Classification is not required at Stockton, so there is no classification yard. There’s no room for one anyway. If classification of cars is needed for restaging, that will be done at Richmond.

Continuous Running

A separate continuous running connector lies along the outside edge of staging. This track connects around to the main at Richmond Terminal.  If continuous running is in effect, trains just continue along the connector to Richmond, where they appear on the main track headed east again - a bit like Groundhog Day!

Turning Trains

The reversing loop allows trains to be turned during operating sessions and as part of any restaging that may be needed. A train in any of the staging tracks can be run around the loop and re-enter it’s staging track again if it needs to be turned.

During operations, some arriving trains at Stockton will not head straight into staging. Instead, they will swing clockwise around the reversing loop from the helix and stop once on the continuous running connector. (The continuous running connector is the longest track in staging and it will serve as a kind of switching lead for this move.) The Stockton operator would then take over the train, and back the train clockwise around the loop into a staging track for storage.

More on this in the next section.

Richmond Terminal is 70 miles west of Stockton

Richmond Terminal is the western end of the Stockton Sub. I want to emphasize this aspect of the track schematic in layout operations. The best way to do this is to ensure that trains only arrive in Richmond at it’s east end. 

So far so good, but Stockton and Richmond are the respective ends of the main staging yard. When trains enter Stockton staging, they could appear on the Richmond end as if the train has somehow magically materialized on the west terminus of the line.

The operational way around this, as mentioned above, is to back an arriving train into the staging track when arriving at Stockton staging. On the Richmond end of the same staging track, the tail end of the train may appear, but this is better than having the head end appear with lights and sound, surprising the Richmond operator and spoiling the end of the line effect.
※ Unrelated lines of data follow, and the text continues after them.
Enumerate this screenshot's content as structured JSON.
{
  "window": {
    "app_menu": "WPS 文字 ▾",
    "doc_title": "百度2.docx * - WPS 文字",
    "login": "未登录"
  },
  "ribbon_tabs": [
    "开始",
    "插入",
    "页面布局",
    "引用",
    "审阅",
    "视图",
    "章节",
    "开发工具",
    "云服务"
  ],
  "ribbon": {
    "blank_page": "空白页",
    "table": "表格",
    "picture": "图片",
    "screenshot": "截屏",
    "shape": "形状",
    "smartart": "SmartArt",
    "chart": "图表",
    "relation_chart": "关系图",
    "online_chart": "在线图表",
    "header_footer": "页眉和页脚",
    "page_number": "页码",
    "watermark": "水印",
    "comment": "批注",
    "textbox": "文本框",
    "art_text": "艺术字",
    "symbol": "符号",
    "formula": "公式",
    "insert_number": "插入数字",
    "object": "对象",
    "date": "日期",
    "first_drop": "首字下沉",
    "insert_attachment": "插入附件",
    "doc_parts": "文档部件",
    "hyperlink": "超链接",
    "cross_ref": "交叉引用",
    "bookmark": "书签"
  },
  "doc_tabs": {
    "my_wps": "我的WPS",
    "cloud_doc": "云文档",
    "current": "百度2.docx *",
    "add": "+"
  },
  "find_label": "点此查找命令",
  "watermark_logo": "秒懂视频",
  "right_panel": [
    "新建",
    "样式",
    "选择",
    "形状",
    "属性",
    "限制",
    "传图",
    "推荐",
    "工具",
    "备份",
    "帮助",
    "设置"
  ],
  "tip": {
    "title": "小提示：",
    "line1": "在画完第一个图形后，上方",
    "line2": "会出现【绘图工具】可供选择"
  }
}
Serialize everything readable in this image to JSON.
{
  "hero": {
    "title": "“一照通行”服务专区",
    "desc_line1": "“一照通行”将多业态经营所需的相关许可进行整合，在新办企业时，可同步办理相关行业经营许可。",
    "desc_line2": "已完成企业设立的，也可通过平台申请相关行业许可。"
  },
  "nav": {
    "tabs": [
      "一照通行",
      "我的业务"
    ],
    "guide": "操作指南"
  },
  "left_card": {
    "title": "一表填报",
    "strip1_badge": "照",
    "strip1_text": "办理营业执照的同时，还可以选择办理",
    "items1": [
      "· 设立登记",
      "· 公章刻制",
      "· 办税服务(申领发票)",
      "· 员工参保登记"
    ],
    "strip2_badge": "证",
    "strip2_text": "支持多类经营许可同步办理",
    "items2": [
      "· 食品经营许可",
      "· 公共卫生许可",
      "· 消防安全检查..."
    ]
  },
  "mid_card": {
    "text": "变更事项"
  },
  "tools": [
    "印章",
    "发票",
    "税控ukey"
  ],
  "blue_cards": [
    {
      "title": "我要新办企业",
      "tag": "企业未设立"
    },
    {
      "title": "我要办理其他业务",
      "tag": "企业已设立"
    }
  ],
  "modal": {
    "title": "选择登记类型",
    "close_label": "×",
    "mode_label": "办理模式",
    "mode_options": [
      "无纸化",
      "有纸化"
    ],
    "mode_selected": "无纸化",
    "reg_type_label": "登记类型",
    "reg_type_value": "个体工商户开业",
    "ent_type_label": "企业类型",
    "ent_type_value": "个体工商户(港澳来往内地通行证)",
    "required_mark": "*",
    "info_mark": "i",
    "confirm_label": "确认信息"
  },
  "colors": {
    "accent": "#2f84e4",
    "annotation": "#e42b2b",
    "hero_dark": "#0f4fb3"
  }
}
Same, but different yards

To further emphasize the operational separation between Stockton and Richmond, I have deliberately not included an aisle along staging between Richmond and Stockton, even though they are physically connected on the layout.

There wasn’t room anyway. But as I thought about it, this provides an opportunity for the staging modules to be against the walls and possibly attached to them. I like this idea for a free-standing layout.

The intention is for each operator is to focus on their respective ends of the Stockton Sub.

With no aisle connecting them, operators at Stockon and Richmond will not able to walk around the corner to the other end of the staging yard to chat with each other directly. This will effectively limit communications between Stockton and Richmond operators to radio calls, just like the prototype.

However, if the need does arise for one operator to help the other, say, to watch the lead end of a train that is approaching the far end of a staging track, the Richmond yard operator would temporarily become the East Stockton yard assistant for the Stockton operator, and vice versa. In general though, the less they each need to help each other to complete their local operations, the better.

Swapping Power

There are a couple of additional benefits from backing a train into a staging.  Backing in keeps the train’s power at the Stockton staging yard throat.  With the power at the Stockton end of staging, the Stockton operator can easily take care of power rearrangements. Otherwise, the Richmond Yard operator would have to get involved to help retrieve the lashup from a train that arrived at Stockton, but whose power is now parked in Richmond yard.

From Planning to Construction

That concludes the tour of the lower deck of the plan. I think the plan will be interesting to build and fun to operate.

Now it’s time to fire up the mitre saw and make some sawdust!


Next up: Starting construction